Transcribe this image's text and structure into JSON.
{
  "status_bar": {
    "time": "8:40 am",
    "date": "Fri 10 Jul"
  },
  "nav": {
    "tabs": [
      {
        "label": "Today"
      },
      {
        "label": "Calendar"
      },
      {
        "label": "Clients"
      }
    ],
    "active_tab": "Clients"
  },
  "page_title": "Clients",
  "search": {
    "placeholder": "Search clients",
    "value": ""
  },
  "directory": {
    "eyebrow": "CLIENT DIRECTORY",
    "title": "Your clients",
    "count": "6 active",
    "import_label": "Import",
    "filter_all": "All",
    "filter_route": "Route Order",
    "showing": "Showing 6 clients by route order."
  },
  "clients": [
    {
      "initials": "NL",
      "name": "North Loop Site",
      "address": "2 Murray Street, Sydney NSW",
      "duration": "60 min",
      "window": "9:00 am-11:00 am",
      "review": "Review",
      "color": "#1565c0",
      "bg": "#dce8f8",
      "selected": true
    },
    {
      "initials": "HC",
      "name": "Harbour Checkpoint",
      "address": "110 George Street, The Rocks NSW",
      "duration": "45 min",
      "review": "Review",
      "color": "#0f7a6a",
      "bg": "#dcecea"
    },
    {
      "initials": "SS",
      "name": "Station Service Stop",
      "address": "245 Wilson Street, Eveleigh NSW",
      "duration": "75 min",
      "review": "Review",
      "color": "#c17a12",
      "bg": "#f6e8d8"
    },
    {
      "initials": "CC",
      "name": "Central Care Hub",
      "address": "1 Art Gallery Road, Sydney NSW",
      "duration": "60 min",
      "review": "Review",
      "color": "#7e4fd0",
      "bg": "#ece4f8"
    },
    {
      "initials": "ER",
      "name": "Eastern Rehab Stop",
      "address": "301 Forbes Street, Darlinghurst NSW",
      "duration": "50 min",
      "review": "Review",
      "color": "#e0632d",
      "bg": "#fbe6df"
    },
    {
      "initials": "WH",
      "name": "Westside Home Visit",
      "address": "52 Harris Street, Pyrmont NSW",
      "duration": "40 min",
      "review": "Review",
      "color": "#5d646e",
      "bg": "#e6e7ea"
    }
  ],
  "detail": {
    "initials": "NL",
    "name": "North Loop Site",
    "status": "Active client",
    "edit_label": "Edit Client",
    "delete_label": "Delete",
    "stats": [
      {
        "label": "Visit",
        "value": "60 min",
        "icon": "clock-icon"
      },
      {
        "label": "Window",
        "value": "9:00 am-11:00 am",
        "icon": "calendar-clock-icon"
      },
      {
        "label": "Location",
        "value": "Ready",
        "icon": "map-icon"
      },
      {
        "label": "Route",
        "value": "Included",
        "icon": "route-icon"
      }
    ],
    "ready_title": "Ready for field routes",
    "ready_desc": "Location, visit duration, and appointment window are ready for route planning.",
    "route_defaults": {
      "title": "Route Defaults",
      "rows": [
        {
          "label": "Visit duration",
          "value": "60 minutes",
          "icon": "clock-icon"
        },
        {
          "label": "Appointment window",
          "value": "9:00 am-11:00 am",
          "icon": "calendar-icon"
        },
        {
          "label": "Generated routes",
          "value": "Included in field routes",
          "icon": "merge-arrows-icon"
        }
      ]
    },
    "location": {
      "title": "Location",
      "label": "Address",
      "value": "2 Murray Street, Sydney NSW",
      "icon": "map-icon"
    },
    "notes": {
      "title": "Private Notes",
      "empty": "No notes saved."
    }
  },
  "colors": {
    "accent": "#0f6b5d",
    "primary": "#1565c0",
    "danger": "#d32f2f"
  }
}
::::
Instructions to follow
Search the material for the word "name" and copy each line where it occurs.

Reply
      "name": "North Loop Site",
      "name": "Harbour Checkpoint",
      "name": "Station Service Stop",
      "name": "Central Care Hub",
      "name": "Eastern Rehab Stop",
      "name": "Westside Home Visit",
    "name": "North Loop Site",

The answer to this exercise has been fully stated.